▶ What you should do
In the records that follow, show each line where the word "this" is present.
[[ Records to process, beginning ]]
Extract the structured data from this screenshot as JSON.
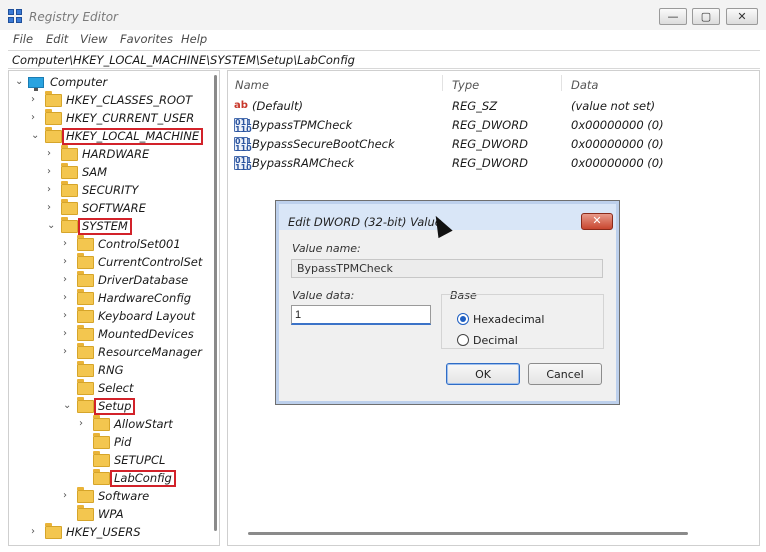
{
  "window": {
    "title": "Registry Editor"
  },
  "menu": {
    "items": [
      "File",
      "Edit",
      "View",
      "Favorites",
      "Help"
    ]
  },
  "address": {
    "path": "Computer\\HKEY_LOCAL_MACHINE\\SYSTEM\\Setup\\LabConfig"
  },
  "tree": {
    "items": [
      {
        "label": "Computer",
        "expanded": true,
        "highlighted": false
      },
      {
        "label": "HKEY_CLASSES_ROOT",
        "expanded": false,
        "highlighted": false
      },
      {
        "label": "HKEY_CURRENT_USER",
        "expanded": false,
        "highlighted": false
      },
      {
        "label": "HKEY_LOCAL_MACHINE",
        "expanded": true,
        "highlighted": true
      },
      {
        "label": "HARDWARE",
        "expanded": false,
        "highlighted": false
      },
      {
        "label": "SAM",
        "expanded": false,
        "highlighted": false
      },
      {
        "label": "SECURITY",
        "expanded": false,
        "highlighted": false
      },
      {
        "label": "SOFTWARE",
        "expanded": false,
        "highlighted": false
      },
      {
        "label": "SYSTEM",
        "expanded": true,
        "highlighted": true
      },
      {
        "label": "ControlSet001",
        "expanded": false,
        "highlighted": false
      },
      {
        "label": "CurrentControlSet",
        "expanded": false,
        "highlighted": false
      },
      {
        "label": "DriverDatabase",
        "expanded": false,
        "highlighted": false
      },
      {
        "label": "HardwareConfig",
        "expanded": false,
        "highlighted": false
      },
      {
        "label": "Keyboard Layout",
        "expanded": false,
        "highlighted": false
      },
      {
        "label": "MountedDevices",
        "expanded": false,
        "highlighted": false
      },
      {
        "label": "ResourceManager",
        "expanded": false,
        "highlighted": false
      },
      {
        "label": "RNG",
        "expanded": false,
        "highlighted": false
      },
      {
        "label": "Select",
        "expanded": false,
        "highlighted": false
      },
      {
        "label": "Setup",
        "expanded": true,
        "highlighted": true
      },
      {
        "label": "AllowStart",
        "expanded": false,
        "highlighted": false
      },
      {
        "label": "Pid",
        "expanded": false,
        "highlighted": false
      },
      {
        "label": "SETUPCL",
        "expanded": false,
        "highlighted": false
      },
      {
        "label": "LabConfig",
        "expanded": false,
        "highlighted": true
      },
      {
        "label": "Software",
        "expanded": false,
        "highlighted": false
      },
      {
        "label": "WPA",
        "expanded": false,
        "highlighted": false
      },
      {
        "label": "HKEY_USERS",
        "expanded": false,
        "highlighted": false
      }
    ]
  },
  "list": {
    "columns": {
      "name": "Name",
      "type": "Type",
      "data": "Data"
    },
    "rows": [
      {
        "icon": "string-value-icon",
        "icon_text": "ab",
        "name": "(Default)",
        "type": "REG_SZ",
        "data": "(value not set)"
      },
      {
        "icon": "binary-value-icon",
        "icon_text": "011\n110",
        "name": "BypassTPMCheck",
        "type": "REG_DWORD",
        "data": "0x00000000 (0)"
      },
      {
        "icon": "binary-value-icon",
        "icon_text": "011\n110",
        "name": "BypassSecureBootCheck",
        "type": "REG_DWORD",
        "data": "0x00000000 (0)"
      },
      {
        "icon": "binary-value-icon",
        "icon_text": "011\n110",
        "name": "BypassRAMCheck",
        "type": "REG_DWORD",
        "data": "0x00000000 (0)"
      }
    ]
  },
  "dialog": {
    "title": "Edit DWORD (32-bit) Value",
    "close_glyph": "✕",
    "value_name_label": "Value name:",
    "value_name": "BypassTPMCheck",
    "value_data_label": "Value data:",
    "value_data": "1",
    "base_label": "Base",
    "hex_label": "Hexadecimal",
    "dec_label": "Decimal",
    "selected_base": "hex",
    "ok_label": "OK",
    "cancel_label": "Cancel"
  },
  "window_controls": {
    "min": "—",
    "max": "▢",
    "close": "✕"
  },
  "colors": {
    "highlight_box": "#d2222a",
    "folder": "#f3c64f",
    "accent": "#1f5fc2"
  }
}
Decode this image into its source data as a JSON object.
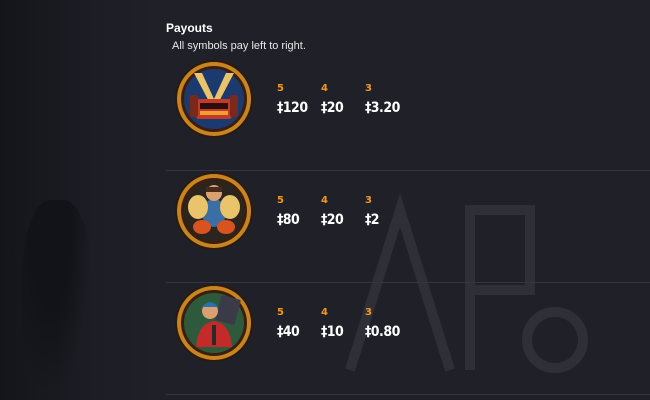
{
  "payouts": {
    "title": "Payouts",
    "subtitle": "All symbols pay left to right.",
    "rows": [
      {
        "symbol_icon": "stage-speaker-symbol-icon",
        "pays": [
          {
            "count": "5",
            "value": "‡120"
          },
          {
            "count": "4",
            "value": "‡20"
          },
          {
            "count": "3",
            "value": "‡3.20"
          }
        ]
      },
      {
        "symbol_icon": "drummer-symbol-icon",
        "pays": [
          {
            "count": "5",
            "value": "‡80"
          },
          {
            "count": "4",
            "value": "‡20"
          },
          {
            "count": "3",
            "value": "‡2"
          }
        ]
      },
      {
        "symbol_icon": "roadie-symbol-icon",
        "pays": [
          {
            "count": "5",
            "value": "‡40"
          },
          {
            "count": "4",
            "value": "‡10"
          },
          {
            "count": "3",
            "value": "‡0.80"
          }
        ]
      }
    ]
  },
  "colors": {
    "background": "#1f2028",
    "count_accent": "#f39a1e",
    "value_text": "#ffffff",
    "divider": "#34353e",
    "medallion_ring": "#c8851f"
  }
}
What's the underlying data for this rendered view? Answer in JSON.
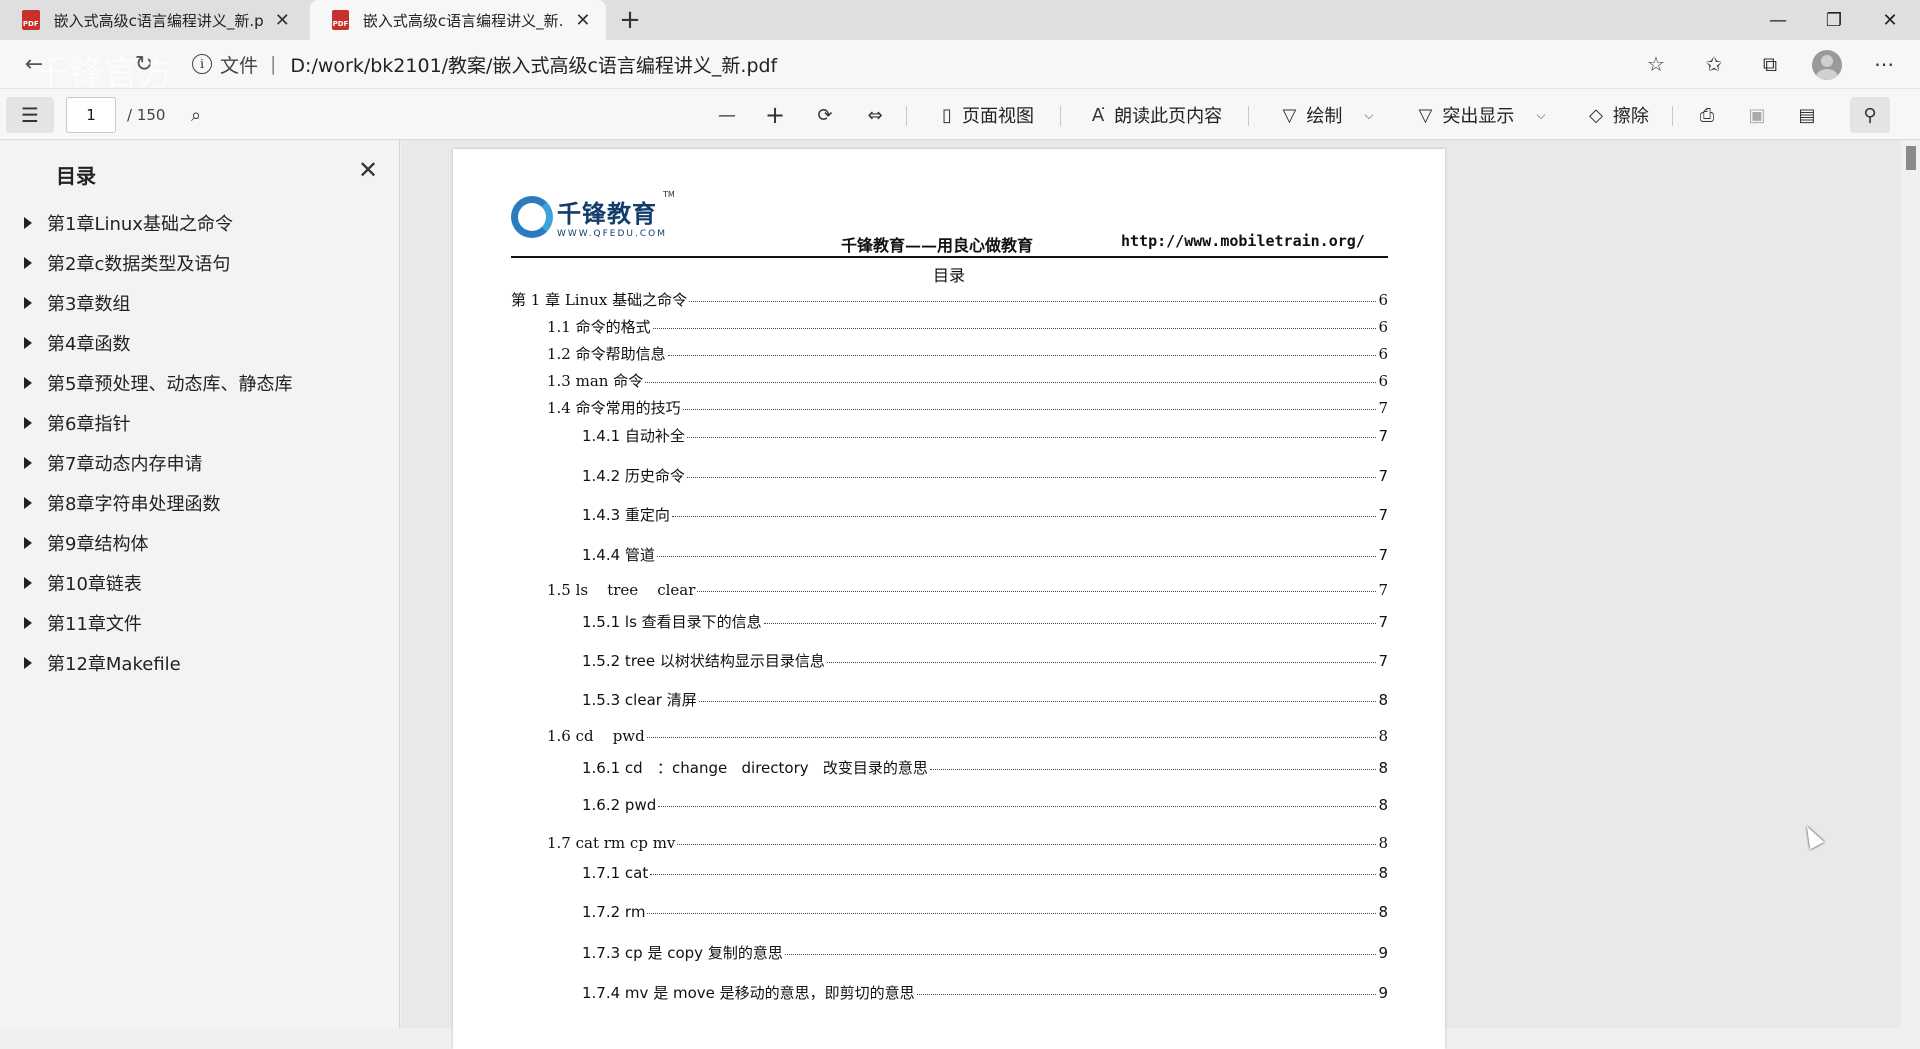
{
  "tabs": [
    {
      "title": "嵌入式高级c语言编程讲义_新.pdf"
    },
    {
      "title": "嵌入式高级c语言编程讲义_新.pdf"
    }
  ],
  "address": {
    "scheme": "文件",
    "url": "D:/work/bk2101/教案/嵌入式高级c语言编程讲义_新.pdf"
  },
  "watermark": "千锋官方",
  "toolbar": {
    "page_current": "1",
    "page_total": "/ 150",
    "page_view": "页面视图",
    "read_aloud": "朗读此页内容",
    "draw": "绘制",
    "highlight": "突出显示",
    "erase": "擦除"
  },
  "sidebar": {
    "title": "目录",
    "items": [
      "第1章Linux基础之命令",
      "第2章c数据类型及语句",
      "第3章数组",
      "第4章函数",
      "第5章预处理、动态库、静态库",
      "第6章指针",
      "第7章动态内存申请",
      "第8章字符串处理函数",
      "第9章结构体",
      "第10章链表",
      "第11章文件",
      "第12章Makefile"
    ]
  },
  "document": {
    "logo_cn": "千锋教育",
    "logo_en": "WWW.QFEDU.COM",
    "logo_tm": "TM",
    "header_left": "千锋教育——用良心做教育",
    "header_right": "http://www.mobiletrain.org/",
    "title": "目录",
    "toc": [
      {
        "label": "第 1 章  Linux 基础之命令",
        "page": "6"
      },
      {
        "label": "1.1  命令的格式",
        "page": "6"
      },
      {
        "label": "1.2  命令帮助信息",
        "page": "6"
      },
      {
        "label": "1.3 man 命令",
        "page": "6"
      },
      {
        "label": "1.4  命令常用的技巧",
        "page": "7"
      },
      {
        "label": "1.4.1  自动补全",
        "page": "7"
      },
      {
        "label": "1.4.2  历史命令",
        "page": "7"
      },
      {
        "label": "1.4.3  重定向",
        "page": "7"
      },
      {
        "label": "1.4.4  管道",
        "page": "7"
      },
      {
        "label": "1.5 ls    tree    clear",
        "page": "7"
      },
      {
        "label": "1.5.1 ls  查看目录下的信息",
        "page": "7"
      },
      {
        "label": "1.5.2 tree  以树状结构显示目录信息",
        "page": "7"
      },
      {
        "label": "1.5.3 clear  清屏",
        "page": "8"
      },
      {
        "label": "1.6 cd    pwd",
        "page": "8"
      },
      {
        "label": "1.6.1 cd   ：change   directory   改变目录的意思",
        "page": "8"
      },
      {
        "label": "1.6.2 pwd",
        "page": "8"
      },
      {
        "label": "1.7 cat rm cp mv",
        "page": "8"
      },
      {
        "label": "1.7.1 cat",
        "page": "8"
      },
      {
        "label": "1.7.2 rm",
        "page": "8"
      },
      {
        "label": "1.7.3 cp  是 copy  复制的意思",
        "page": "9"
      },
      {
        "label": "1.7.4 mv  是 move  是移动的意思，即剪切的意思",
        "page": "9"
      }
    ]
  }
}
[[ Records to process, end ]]
▶ Solution to the problem
Extract the structured data from this screenshot as JSON.
Decode this image into its source data as a JSON object.
What's the underlying data for this rendered view? Answer in JSON.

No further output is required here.